What you need to do:
The entries below should appear again in your reply, word for word.

Data provided:
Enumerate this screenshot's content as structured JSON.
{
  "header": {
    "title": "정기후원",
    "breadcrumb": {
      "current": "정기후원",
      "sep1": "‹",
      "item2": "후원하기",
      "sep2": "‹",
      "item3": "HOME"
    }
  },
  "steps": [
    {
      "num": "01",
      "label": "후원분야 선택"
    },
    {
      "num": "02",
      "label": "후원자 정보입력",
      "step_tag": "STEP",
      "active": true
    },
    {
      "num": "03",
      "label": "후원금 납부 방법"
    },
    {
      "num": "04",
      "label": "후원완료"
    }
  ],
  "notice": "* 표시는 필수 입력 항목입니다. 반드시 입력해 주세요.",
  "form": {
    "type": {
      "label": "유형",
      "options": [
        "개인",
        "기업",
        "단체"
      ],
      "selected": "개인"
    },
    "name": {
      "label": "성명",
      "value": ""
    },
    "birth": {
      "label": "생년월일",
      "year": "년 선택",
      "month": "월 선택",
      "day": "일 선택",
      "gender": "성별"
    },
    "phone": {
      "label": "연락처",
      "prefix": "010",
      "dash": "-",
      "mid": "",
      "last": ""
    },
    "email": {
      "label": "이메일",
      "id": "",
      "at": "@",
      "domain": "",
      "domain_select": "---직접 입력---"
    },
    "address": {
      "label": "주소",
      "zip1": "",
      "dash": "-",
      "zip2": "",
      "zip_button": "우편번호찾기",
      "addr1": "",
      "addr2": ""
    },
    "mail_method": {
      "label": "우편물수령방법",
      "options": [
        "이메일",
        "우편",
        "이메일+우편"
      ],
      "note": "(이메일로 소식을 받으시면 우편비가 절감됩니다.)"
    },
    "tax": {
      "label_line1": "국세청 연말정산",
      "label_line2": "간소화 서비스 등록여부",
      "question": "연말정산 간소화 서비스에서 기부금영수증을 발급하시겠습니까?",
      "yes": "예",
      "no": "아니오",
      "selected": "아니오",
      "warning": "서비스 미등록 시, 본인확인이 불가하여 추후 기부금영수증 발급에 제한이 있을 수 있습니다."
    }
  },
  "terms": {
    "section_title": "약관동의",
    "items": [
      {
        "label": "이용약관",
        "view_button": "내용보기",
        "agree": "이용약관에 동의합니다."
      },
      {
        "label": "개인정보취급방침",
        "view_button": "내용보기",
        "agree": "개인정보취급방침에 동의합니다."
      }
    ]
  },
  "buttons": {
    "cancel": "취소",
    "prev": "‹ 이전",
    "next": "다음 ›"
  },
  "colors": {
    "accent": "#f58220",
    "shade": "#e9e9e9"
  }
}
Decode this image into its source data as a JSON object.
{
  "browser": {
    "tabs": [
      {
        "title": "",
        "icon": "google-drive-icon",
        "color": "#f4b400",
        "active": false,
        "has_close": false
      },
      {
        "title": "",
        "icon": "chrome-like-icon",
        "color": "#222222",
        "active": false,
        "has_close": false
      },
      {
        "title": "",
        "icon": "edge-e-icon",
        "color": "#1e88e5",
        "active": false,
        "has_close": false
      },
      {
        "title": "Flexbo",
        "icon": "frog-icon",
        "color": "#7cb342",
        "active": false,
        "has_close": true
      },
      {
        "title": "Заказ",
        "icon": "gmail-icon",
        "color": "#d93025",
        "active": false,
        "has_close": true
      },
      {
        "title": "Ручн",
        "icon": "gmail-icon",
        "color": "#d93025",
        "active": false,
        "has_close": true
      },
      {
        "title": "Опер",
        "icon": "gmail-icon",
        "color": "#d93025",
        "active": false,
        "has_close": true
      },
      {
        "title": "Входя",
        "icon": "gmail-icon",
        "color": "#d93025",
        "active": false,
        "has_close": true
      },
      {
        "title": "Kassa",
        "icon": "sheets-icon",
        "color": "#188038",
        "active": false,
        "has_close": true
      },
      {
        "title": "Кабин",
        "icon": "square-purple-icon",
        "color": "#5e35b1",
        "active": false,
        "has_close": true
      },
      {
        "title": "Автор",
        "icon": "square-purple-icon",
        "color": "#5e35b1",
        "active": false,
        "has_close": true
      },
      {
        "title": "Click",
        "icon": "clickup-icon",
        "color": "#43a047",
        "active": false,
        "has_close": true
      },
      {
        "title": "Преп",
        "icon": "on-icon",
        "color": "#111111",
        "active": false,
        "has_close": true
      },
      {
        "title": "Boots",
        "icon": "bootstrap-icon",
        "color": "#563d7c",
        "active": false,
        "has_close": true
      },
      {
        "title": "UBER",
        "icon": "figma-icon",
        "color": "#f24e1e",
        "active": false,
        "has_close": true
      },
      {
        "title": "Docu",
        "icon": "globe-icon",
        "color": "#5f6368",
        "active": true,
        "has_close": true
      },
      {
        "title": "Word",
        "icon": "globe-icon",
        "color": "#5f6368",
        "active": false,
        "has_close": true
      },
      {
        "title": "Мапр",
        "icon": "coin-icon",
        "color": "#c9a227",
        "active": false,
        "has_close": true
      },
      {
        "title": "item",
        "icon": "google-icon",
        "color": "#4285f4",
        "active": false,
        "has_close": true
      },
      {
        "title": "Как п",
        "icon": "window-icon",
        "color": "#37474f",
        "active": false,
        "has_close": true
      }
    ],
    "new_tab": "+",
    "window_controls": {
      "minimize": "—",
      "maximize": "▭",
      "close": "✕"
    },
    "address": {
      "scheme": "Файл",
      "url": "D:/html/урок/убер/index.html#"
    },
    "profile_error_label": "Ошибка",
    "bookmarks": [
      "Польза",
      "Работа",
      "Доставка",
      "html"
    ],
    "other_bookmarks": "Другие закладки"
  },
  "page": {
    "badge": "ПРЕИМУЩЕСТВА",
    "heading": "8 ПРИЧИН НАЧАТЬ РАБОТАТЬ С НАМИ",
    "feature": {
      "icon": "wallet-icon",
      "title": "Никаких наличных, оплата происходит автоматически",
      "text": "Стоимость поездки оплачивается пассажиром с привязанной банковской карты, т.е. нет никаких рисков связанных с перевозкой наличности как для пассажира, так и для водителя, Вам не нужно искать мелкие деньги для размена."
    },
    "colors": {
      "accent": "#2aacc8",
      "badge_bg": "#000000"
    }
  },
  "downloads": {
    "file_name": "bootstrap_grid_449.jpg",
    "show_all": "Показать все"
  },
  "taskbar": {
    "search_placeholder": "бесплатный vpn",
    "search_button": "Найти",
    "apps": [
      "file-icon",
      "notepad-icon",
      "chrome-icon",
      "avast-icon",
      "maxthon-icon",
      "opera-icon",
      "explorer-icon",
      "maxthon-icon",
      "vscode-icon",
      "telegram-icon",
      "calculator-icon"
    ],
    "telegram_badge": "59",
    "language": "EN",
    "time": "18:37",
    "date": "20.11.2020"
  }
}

Solution for this task:
Enumerate this screenshot's content as structured JSON.
{
  "header": {
    "title": "정기후원",
    "breadcrumb": {
      "current": "정기후원",
      "sep1": "‹",
      "item2": "후원하기",
      "sep2": "‹",
      "item3": "HOME"
    }
  },
  "steps": [
    {
      "num": "01",
      "label": "후원분야 선택"
    },
    {
      "num": "02",
      "label": "후원자 정보입력",
      "step_tag": "STEP",
      "active": true
    },
    {
      "num": "03",
      "label": "후원금 납부 방법"
    },
    {
      "num": "04",
      "label": "후원완료"
    }
  ],
  "notice": "* 표시는 필수 입력 항목입니다. 반드시 입력해 주세요.",
  "form": {
    "type": {
      "label": "유형",
      "options": [
        "개인",
        "기업",
        "단체"
      ],
      "selected": "개인"
    },
    "name": {
      "label": "성명",
      "value": ""
    },
    "birth": {
      "label": "생년월일",
      "year": "년 선택",
      "month": "월 선택",
      "day": "일 선택",
      "gender": "성별"
    },
    "phone": {
      "label": "연락처",
      "prefix": "010",
      "dash": "-",
      "mid": "",
      "last": ""
    },
    "email": {
      "label": "이메일",
      "id": "",
      "at": "@",
      "domain": "",
      "domain_select": "---직접 입력---"
    },
    "address": {
      "label": "주소",
      "zip1": "",
      "dash": "-",
      "zip2": "",
      "zip_button": "우편번호찾기",
      "addr1": "",
      "addr2": ""
    },
    "mail_method": {
      "label": "우편물수령방법",
      "options": [
        "이메일",
        "우편",
        "이메일+우편"
      ],
      "note": "(이메일로 소식을 받으시면 우편비가 절감됩니다.)"
    },
    "tax": {
      "label_line1": "국세청 연말정산",
      "label_line2": "간소화 서비스 등록여부",
      "question": "연말정산 간소화 서비스에서 기부금영수증을 발급하시겠습니까?",
      "yes": "예",
      "no": "아니오",
      "selected": "아니오",
      "warning": "서비스 미등록 시, 본인확인이 불가하여 추후 기부금영수증 발급에 제한이 있을 수 있습니다."
    }
  },
  "terms": {
    "section_title": "약관동의",
    "items": [
      {
        "label": "이용약관",
        "view_button": "내용보기",
        "agree": "이용약관에 동의합니다."
      },
      {
        "label": "개인정보취급방침",
        "view_button": "내용보기",
        "agree": "개인정보취급방침에 동의합니다."
      }
    ]
  },
  "buttons": {
    "cancel": "취소",
    "prev": "‹ 이전",
    "next": "다음 ›"
  },
  "colors": {
    "accent": "#f58220",
    "shade": "#e9e9e9"
  }
}
Decode this image into its source data as a JSON object.
{
  "browser": {
    "tabs": [
      {
        "title": "",
        "icon": "google-drive-icon",
        "color": "#f4b400",
        "active": false,
        "has_close": false
      },
      {
        "title": "",
        "icon": "chrome-like-icon",
        "color": "#222222",
        "active": false,
        "has_close": false
      },
      {
        "title": "",
        "icon": "edge-e-icon",
        "color": "#1e88e5",
        "active": false,
        "has_close": false
      },
      {
        "title": "Flexbo",
        "icon": "frog-icon",
        "color": "#7cb342",
        "active": false,
        "has_close": true
      },
      {
        "title": "Заказ",
        "icon": "gmail-icon",
        "color": "#d93025",
        "active": false,
        "has_close": true
      },
      {
        "title": "Ручн",
        "icon": "gmail-icon",
        "color": "#d93025",
        "active": false,
        "has_close": true
      },
      {
        "title": "Опер",
        "icon": "gmail-icon",
        "color": "#d93025",
        "active": false,
        "has_close": true
      },
      {
        "title": "Входя",
        "icon": "gmail-icon",
        "color": "#d93025",
        "active": false,
        "has_close": true
      },
      {
        "title": "Kassa",
        "icon": "sheets-icon",
        "color": "#188038",
        "active": false,
        "has_close": true
      },
      {
        "title": "Кабин",
        "icon": "square-purple-icon",
        "color": "#5e35b1",
        "active": false,
        "has_close": true
      },
      {
        "title": "Автор",
        "icon": "square-purple-icon",
        "color": "#5e35b1",
        "active": false,
        "has_close": true
      },
      {
        "title": "Click",
        "icon": "clickup-icon",
        "color": "#43a047",
        "active": false,
        "has_close": true
      },
      {
        "title": "Преп",
        "icon": "on-icon",
        "color": "#111111",
        "active": false,
        "has_close": true
      },
      {
        "title": "Boots",
        "icon": "bootstrap-icon",
        "color": "#563d7c",
        "active": false,
        "has_close": true
      },
      {
        "title": "UBER",
        "icon": "figma-icon",
        "color": "#f24e1e",
        "active": false,
        "has_close": true
      },
      {
        "title": "Docu",
        "icon": "globe-icon",
        "color": "#5f6368",
        "active": true,
        "has_close": true
      },
      {
        "title": "Word",
        "icon": "globe-icon",
        "color": "#5f6368",
        "active": false,
        "has_close": true
      },
      {
        "title": "Мапр",
        "icon": "coin-icon",
        "color": "#c9a227",
        "active": false,
        "has_close": true
      },
      {
        "title": "item",
        "icon": "google-icon",
        "color": "#4285f4",
        "active": false,
        "has_close": true
      },
      {
        "title": "Как п",
        "icon": "window-icon",
        "color": "#37474f",
        "active": false,
        "has_close": true
      }
    ],
    "new_tab": "+",
    "window_controls": {
      "minimize": "—",
      "maximize": "▭",
      "close": "✕"
    },
    "address": {
      "scheme": "Файл",
      "url": "D:/html/урок/убер/index.html#"
    },
    "profile_error_label": "Ошибка",
    "bookmarks": [
      "Польза",
      "Работа",
      "Доставка",
      "html"
    ],
    "other_bookmarks": "Другие закладки"
  },
  "page": {
    "badge": "ПРЕИМУЩЕСТВА",
    "heading": "8 ПРИЧИН НАЧАТЬ РАБОТАТЬ С НАМИ",
    "feature": {
      "icon": "wallet-icon",
      "title": "Никаких наличных, оплата происходит автоматически",
      "text": "Стоимость поездки оплачивается пассажиром с привязанной банковской карты, т.е. нет никаких рисков связанных с перевозкой наличности как для пассажира, так и для водителя, Вам не нужно искать мелкие деньги для размена."
    },
    "colors": {
      "accent": "#2aacc8",
      "badge_bg": "#000000"
    }
  },
  "downloads": {
    "file_name": "bootstrap_grid_449.jpg",
    "show_all": "Показать все"
  },
  "taskbar": {
    "search_placeholder": "бесплатный vpn",
    "search_button": "Найти",
    "apps": [
      "file-icon",
      "notepad-icon",
      "chrome-icon",
      "avast-icon",
      "maxthon-icon",
      "opera-icon",
      "explorer-icon",
      "maxthon-icon",
      "vscode-icon",
      "telegram-icon",
      "calculator-icon"
    ],
    "telegram_badge": "59",
    "language": "EN",
    "time": "18:37",
    "date": "20.11.2020"
  }
}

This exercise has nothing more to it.